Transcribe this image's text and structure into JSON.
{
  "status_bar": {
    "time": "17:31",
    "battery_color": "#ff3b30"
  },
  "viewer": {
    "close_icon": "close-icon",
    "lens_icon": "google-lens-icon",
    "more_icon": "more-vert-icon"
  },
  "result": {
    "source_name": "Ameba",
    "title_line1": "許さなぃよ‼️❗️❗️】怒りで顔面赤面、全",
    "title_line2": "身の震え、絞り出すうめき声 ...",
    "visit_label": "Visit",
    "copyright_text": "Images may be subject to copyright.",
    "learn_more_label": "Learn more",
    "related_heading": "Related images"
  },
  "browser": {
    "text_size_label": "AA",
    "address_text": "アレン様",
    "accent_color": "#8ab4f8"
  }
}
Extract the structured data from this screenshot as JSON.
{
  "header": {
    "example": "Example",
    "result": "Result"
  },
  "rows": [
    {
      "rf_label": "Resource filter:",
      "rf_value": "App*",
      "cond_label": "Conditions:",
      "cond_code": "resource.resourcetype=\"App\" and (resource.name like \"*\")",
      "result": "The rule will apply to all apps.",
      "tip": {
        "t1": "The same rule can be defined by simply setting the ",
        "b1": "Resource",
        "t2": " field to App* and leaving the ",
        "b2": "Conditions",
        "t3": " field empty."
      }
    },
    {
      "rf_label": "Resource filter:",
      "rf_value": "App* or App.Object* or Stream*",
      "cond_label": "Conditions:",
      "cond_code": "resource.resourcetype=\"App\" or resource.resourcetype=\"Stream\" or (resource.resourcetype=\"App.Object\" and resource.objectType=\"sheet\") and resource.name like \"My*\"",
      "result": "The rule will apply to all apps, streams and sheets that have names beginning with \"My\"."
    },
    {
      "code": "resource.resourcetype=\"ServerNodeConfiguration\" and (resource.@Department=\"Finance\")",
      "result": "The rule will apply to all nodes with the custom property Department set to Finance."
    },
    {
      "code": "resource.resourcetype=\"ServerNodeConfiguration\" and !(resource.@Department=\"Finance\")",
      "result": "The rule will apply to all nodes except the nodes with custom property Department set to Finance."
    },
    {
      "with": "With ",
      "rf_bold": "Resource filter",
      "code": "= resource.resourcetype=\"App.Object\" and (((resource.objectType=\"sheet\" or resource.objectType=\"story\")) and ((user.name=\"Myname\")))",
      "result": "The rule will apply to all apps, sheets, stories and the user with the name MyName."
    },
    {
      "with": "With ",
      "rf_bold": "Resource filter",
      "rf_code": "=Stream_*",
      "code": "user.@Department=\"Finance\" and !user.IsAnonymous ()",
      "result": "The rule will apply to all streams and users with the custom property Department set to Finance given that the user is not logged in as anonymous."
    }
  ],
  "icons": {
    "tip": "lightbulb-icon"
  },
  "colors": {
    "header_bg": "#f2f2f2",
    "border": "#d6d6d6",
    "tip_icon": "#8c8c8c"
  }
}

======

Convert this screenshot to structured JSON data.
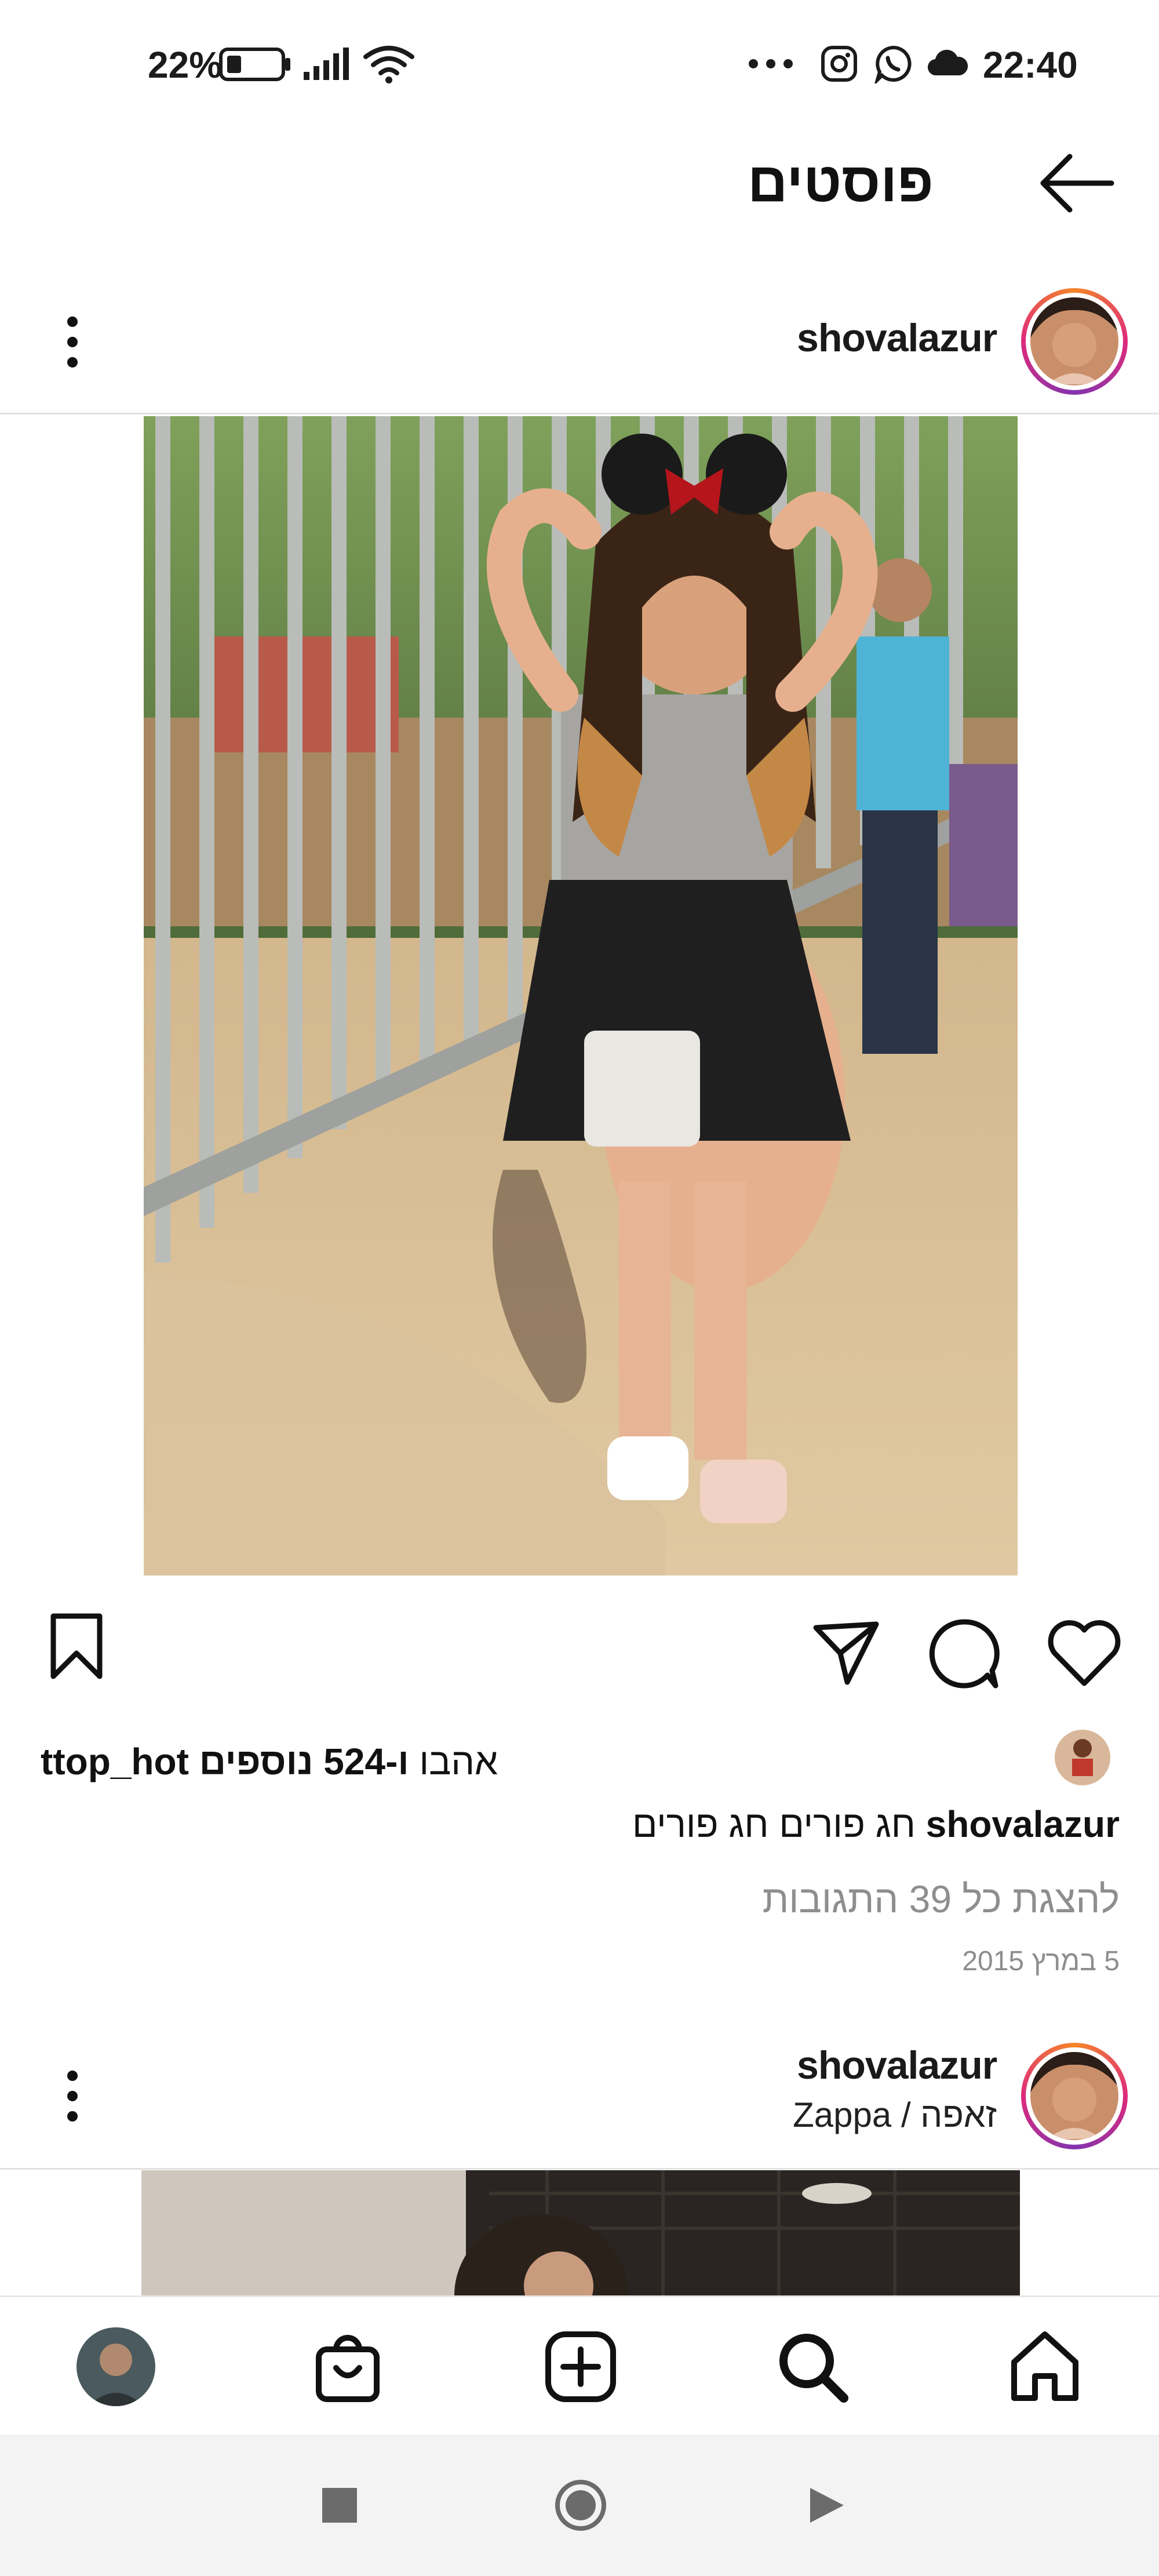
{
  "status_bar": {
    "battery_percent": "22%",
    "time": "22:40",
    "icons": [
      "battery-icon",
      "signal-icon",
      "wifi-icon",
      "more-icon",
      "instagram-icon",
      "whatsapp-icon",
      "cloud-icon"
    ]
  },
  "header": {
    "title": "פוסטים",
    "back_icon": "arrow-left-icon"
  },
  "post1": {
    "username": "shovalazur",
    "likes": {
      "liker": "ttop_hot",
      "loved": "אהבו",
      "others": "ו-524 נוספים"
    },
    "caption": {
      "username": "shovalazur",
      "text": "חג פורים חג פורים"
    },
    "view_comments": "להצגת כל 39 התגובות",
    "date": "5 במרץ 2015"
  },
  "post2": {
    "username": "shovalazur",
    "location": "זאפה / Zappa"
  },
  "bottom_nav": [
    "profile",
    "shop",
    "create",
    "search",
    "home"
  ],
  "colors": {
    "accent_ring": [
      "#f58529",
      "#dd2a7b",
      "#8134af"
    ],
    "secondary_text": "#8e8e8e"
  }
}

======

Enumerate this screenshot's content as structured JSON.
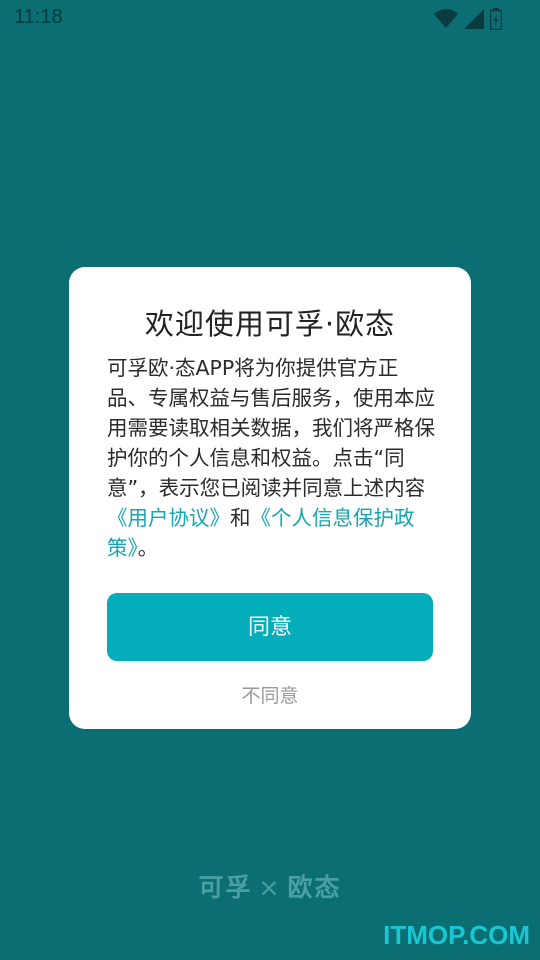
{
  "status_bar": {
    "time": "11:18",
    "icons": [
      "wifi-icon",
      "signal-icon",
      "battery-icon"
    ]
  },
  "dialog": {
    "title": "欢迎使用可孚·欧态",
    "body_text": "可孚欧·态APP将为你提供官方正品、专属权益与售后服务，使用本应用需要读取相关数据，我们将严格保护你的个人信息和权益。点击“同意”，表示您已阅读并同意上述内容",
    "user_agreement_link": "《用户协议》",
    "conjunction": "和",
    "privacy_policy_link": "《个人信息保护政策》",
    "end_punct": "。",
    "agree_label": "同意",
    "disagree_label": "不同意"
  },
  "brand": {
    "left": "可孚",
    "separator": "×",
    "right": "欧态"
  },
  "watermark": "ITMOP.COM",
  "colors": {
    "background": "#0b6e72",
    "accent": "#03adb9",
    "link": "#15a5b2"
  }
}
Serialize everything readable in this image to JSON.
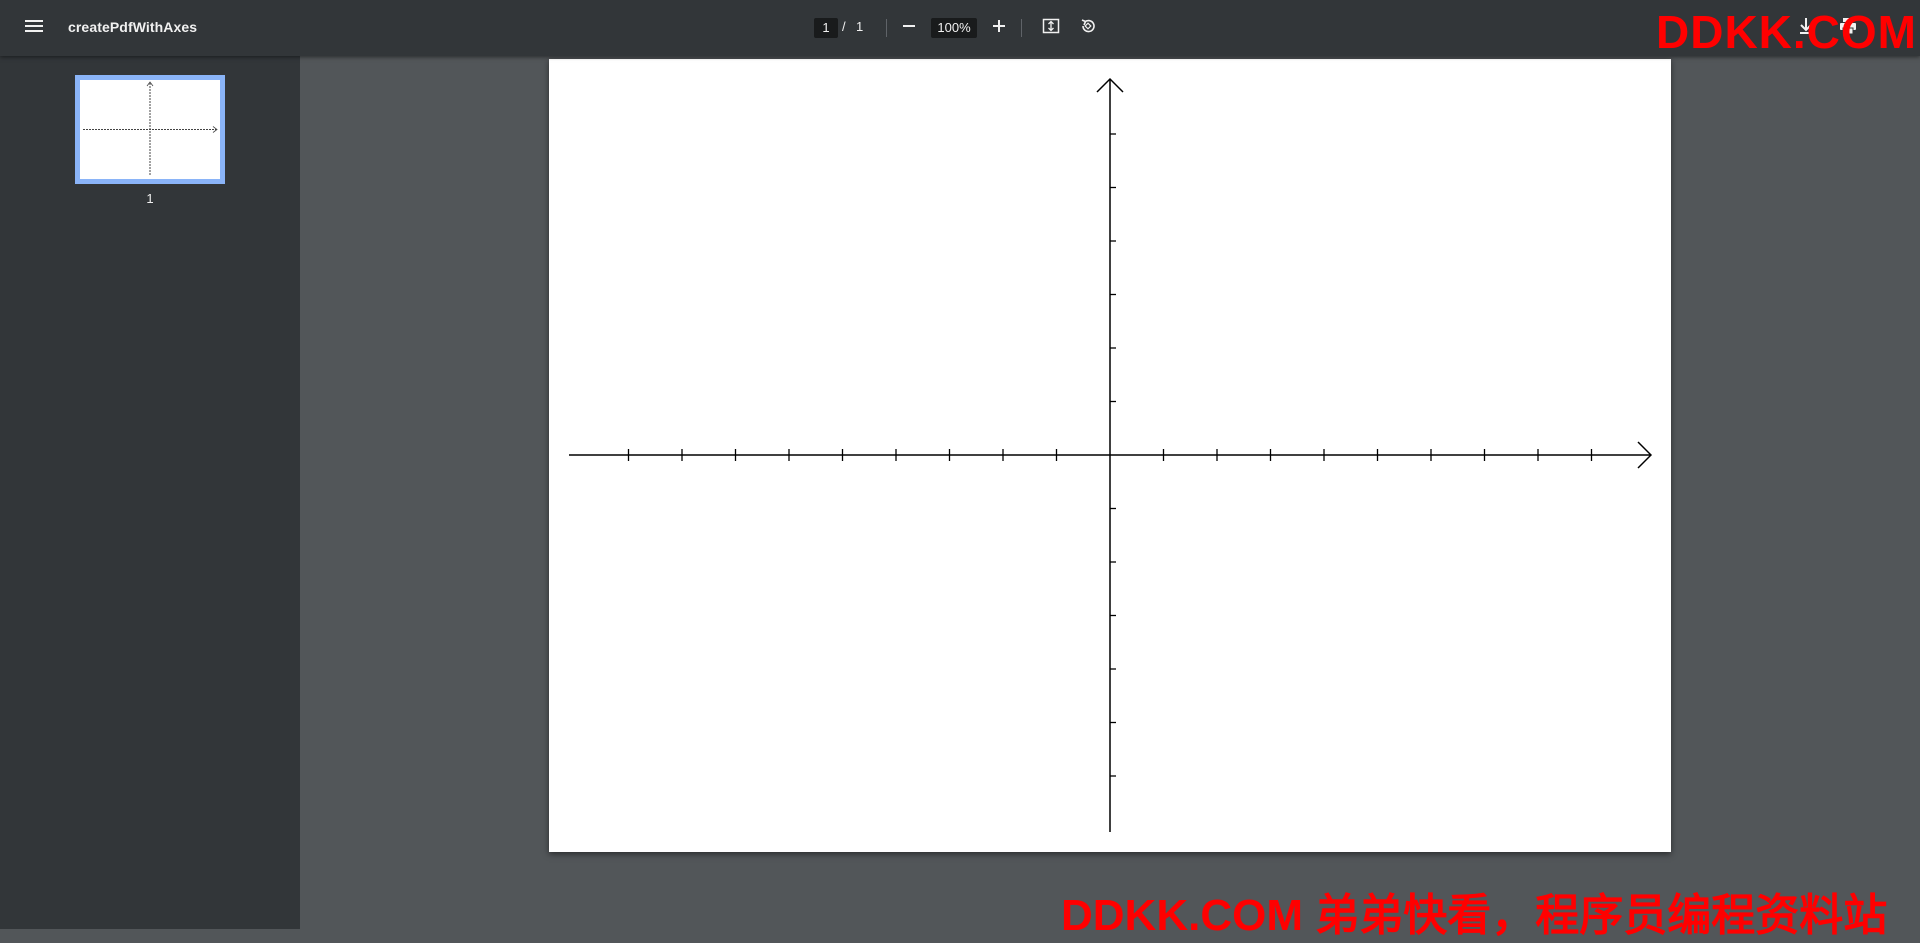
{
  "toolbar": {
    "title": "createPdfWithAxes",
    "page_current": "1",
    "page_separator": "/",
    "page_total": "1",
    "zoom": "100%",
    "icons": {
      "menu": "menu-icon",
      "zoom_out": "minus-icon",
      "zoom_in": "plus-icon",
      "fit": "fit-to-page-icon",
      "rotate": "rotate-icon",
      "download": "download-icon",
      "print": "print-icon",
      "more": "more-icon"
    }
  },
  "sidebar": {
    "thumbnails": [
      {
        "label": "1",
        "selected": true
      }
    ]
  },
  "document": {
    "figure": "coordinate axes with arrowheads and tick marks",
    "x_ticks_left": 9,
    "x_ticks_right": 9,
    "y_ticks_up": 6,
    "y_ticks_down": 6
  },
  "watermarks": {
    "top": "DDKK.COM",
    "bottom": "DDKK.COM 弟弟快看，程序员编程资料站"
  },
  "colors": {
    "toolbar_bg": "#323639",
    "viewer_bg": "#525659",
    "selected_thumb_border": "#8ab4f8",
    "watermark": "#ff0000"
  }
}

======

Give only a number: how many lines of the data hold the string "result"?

8